He and others argued that a major re-write will help developers build more affordable housing types like duplexes, triplexes and fourplexes, which are referred to as the missing middle of housing types in Austin.
But the politically powerful Austin Neighborhoods Council, comprises 100 mostly centrally located neighborhoods, said it is opposed to any deci sion on a rewrite now.
Mary Ingle, the president of the Austin Neighborhoods Council, testified that it wasn't clear how the three rewrite options would impact neighborhoods and existing regulations, like the McMansion ordinance.
City Council Members Kathie Tovo, Laura Morrison and Mike Martinez wanted to vote for the middle-ground approach, while Mayor Lee Leffingwell and Council Members Sheryl Cole and Chris Riley wanted a more aggressive rewrite.
Contact Lilly Rockwell at 512-445-3632.
IN OTHER BUSINESS
Among the items handled late Thursday night, the Austin City Council:
â€¢Reached a 3-3 stalemate on a proposal to lift the parking and density requirements forâ€œmicro-unitâ€ apartments under 500 square feet, located along transit corridors.

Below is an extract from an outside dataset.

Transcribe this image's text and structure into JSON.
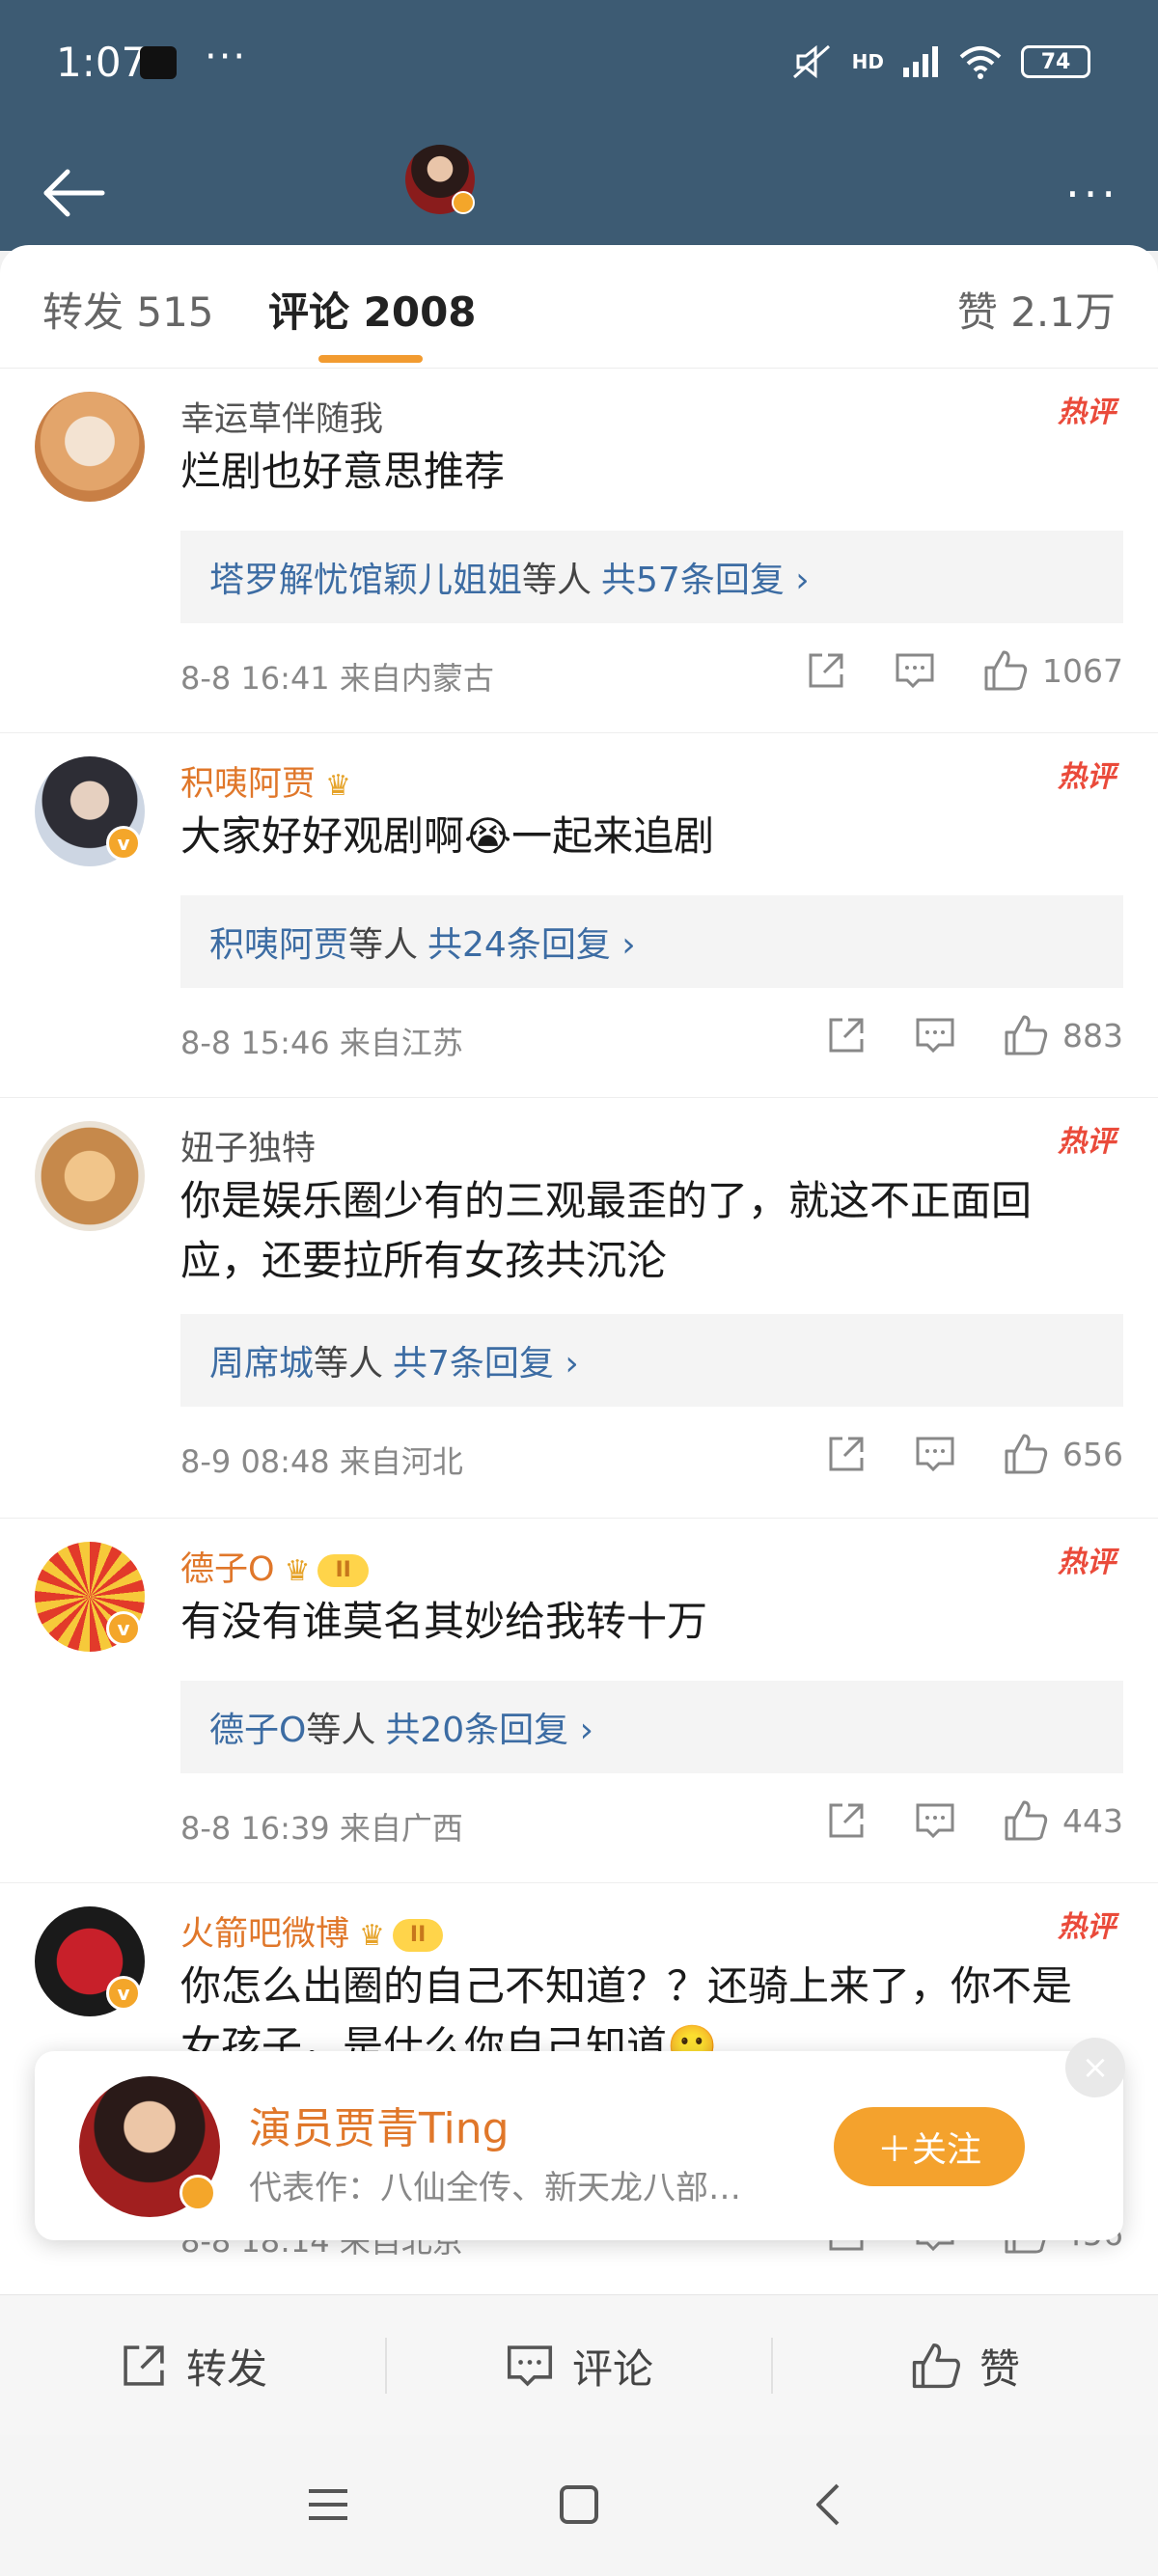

Council Member Chris Riley, who supported the measure with Mayor Lee Leffingwell and Council Member Sheryl Cole, said it would provide affordable housing options for those who don't own a car.
Council Members Laura Morrison, Kathie Tovo and Mike Martinez opposed it, saying tenants would likely still have cars that would turn neighboring streets into parking lots. The measure will return for consideration Nov. 20, when Council Member Bill Spelman will be back to break the tie.
Directed the staff to negotiate for changes in the city's contract to use the Travis County Jail. The council said people arrested by the Austin Police Department should only be detained for immigration violations if a judge has found probable cause or issued an arrest warrant. Council members noted they may not get what they want: Travis County Sheriff Greg Hamilton has said he can't opt out of federal requests to hold inmates suspected of being in the country illegally, under the Secure Communities program by U.S. Immigration and Customs Enforcement.
Behind the Statesman's paywall:
It's interesting RECA uses "growth" as an excuse to impose their needs on the City's Land Development Code, considering they are the ones who have supported Opportunity Austin, a plan started in 2004, that is intended to create hyper-growth, to the benefit of developers, but not to the people who are being priced out by Opportunity Austin: